In the digital era, Cineplex President and CEO Ellis Jacob has kept his company ahead of the curve by diversifying the business and embracing change.
For Sierra Wireless Inc.’s Chief Financial Officer, Dave McLennan, the coolest thing about his company’s connection to George Clooney isn’t the Hollywood star power, but the technology behind it.
Clooney stars in a series of TV advertisements for the Nespresso single-serve coffee maker, a machine powered in part by Sierra Wireless’ machine-to-machine (M2M) cloud platform and hardware solutions.
The Richmond, B.C.-based company’s AirLink® programmable gateways and AirVantage™ Cloud Platform help monitor the performance of professional Nespresso machines, such as those used in offices and restaurants, and track the number and type of single-serve coffee packets used for inventory management.
“People say to me, ‘A wireless coffee machine? Really?’ Yes, really,” says McLennan. “It’s not obvious when you look at the machine, but that’s what our technology can do – just swap out the coffee machines for any asset that needs monitoring.”
McLennan confesses he hasn’t yet seen those compelling Clooney ads playing mostly in Europe and on the Internet. It’s not surprising, given his demanding role recently in helping Sierra Wireless transition entirely into the machine-to-machine communications (M2M) market.
In early April, the company finalized the sale of its longstanding AirCard® division, which produced mobile hotspots for the consumer market, to focus exclusively on the burgeoning M2M market. Sierra Wireless has become a world leader in M2M after a series of mergers and acquisitions over the past six years including AirLink Communications in 2007, Wavecom in 2009 and Sagemcom in 2012.
Today, Sierra Wireless claims nearly 35 per cent of the world’s embedded M2M market share, and has a number of blue-chip customers including such automotive companies such as Denso and Chrysler and computer firms such as Cisco and Lenovo.
Sierra Wireless is also continuously advancing its technology through research and development (R&D). In February, the company introduced what it called the industry’s “most advanced architecture for embedded wireless communications in M2M,” in its next-generation of AirPrime™ modules, which are used across a number of industries.
The $138-million in cash generated from the AirCard® sale will help the company accelerate its growth plans, including plans for strategic acquisitions in the M2M market to strengthen its leadership position and expand its position in the value chain.
For Sierra Wireless, the business-to-business pitch is how the company’s technology can help create solutions. In the automotive sector, which is currently the company’s largest market, Sierra Wireless’ M2M technology helps connect emergency calls within vehicles to monitoring facilities, as well as providing navigation and driver assistance. At restaurants across parts of North America and Europe, Sierra Wireless’ embedded M2M modules are used in the point-of-sale terminals that allow patrons to pay their bills at the table.
The company’s M2M modules are also used in the healthcare industry, including in monitoring equipment used to manage conditions such as diabetes, sleep apnea, hypertension, and cognitive disabilities. In March, Sierra Wireless announced it has teamed up with MedStartr, the first crowdfunding platform created to fund healthcare projects and startups. The deal positions the company as the preferred provider of wireless communications technology for MedStartr companies. Sierra Wireless also has clients across a number of other industries such as transportation, energy, infrastructure, public safety and security.

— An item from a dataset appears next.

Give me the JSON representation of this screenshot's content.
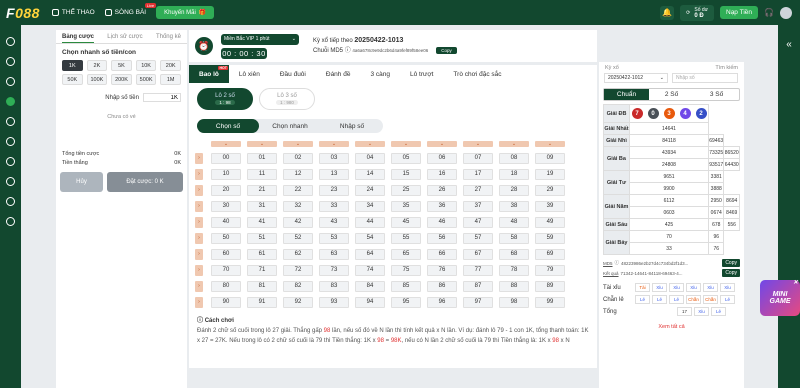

Within the M2M ecosystem – which includes hardware vendors, operators, and original equipment manufacturers – Sierra Wireless offers its gateways and modules and M2M cloud- platform to move around data. The company often works hand-in-hand with other companies, including systems integrators and mobile network operators, to provide solutions.
Using the Nespresso example, Sierra Wireless integrated a small gateway into the company’s professional coffee machine. It then helped third-party developers write an application that runs on the gateway to monitor the machine’s activity and allow technicians to remotely adjust equipment settings such as water temperature and pressure.
“What we’ve really focused on is to take something that has historically been fragmented and complex and we’ve tried to simplify it and position ourselves so that we are offering more of the solution, moving up the value chain,” McLennan says.
“One of the challenges, which is a mixed blessing, is that this is a high-touch business in that it takes a lot of support to implement. That’s the bad news because it costs money and you have to invest in it. It’s also the good news because it makes a good business model. Not anyone can start an M2M company, which means it’s less susceptible to commoditization.”
Since Sierra Wireless was founded in 1993, McLennan says the company has built up a team of talented engineers and software developers, with increasing capacity to make new and innovative products. “We have that DNA in our company, and that is an important differentiator.”